I have painted the sunset porch view numerable times, never fully doing it justice. Nature is more perfect than what an artist’s brush can capture. But I try.
I have, however, recently been modestly satisfied with three new watercolors I’ve completed of the ocean. The rugged waves crash against the rocks, stirring up white foam in contrast with the deep teal and aqua sea. In these three pieces I think I’ve captured what I love about the ocean–just as I loved and painted Lake Michigan. For many years I’d walk miles down that lakeshore, rarely seeing anyone. It was glorious. In Maine rocks and tourists are more likely than sand and solitude, but there’s a similar pleasure, a gratifying communion with nature.
There is a spiritual relationship between an artist and her work. Difficult to describe. The word that comes closest to describing it is listening. Subject matter and method each teach me how to proceed. There is a call, or telling, whispering direction, inspiring, showing me what needs to happen–how the composition should be laid out, what to emphasize, where the powerful darks and lights should be maintained, what hues should be mixed. It is a transcendent, enlightening experience to paint. Beyond time. Beyond the thing itself. It is also hard work. And, eventually, it is a joy–like the satisfaction after climbing a 4,000 foot assent and collapsing, arms spread out, eyes to the heavens.
I look forward to painting my wicker chair just as I look forward to paint another view of the ocean, each an adventure. I am eager to listen and learn.

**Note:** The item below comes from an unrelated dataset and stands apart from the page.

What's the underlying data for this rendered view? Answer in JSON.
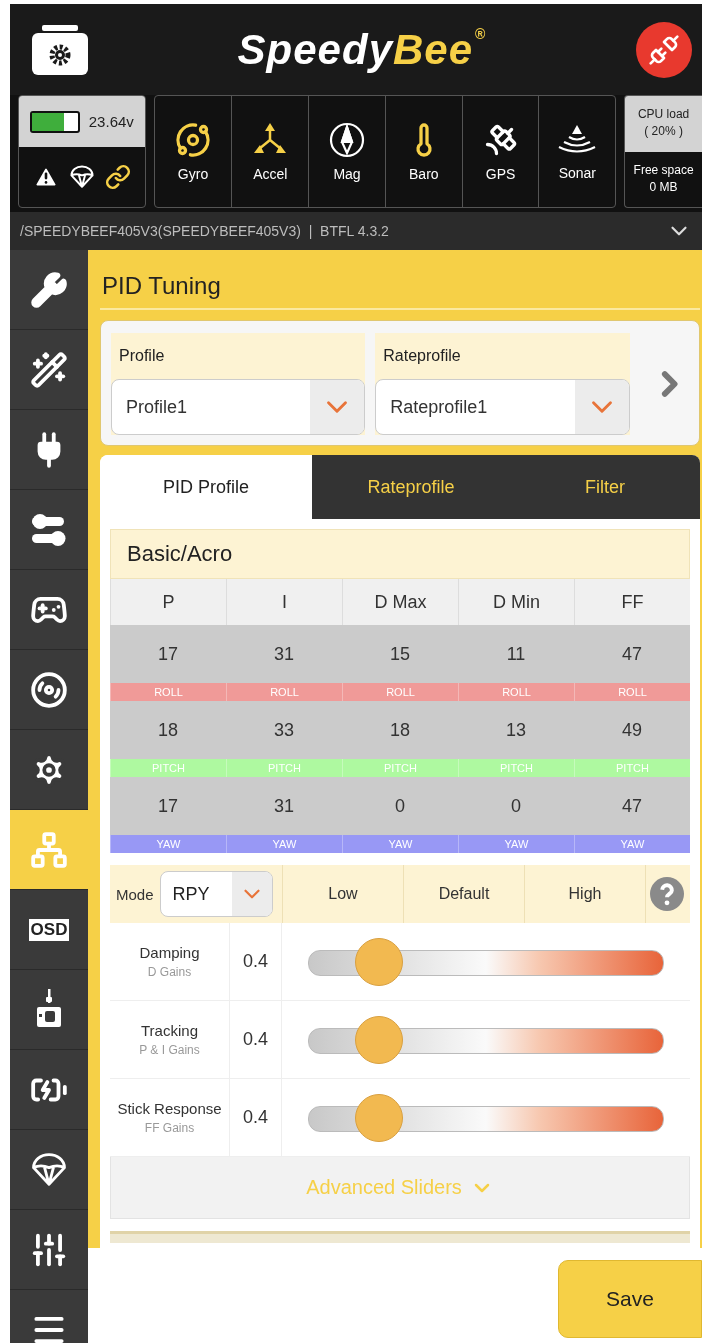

Artwork: Rugged Waves at the Ridges, watercolor, framed, approx. 30″ x 24″, $975. Just finished and at the framers, this is my current favorite, along with two others of the ocean just completed.